Should individuals pay for contraception? Should employers who object to birth control be required to pay? The tightrope solution from the White House — make insurance companies pay. President Obama’s decision to abandon his opposition to big-money super PACS was another painfully studied choice, since the president was on record in opposition to such spending.

Obama 2012 manager Jim Messina admitted as much in a campaign blog post.

“With so much at stake, we can’t allow for two sets of rules in this election whereby the Republican nominee is the beneficiary of unlimited spending and Democrats unilaterally disarm,” he wrote. The alternative, he suggested, was forced on them.

For GOP frontrunner Mitt Romney, who saw his march toward the Republican nomination slowed by a trio of primary season losses, the week’s choice was more of a pivot.

With good news building on the economic front, it was becoming more difficult (but not impossible) to fault the incumbent president’s handling of the economy. Then Rick Santorum clocked him in Minnesota, Missouri and Colorado, and Romney was left with little choice but to start speaking to the social conservatives who seem immune to his charms.

The Obama administration handed the Republicans a handy assist on this. The alternatives in this case were balancing its commitment to contraceptive coverage for women in the president’s health care plan against the anger this stirred up among Catholic bishops who said mandating contraceptive coverage forced them to violate their own beliefs.

As this controversy – and an earlier one involving contributions to Planned Parenthood from the Susan G. Komen Foundation – blew up, the culture wars promptly replaced the economic debates on the nation’s front pages. So Romney got on board.

House Speaker John Boehner called the contraceptive coverage provision an “unambiguous attack on our religious freedom in this country” and the White House frantically signaled it would find a way to work something out. By then, the red meat was already on the table.

The search for alternatives does not end at the Washington beltway. A federal appeals court panel demonstrated that this week when it issued a narrowly tailored ruling allowing California — and only California — to allow same-sex marriages. Opponents of Proposition 8 — which banned same-sex marriage — were elated, but were also left deeply nervous about whether a likely Supreme Court challenge would ultimately forbid gay marriage in all 50 states, instead of just one. Those are the alternatives.

The choices play out in every direction, including in the federal government. This week, the White House and Congress competed to see which unpopular branch of government could engineer passage of the greatest number of incremental solutions — whether by forbidding insider-trading for lawmakers or rescuing homeowners who owe more on their homes than the homes are worth.

For voters on the left and the right, the alternatives — and the choices to be made — become more basic. Do they choose electability or enthusiasm?

For Democrats, that means coming to grips with the idea of re-electing an incumbent they may not always agree with.

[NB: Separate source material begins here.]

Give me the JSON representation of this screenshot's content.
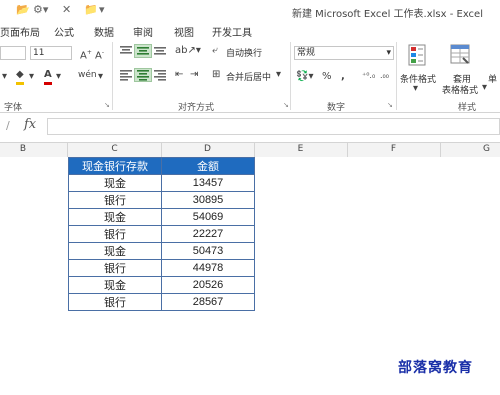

And for Republicans, it’s about deciding when and whether to choose a nominee who can beat that incumbent – even if he does not make the heart pound.

Try explaining that to the children.

Gwen’s Take is cross-posted with the website of Washington Week, which airs Friday night on many PBS stations. Check your local listings.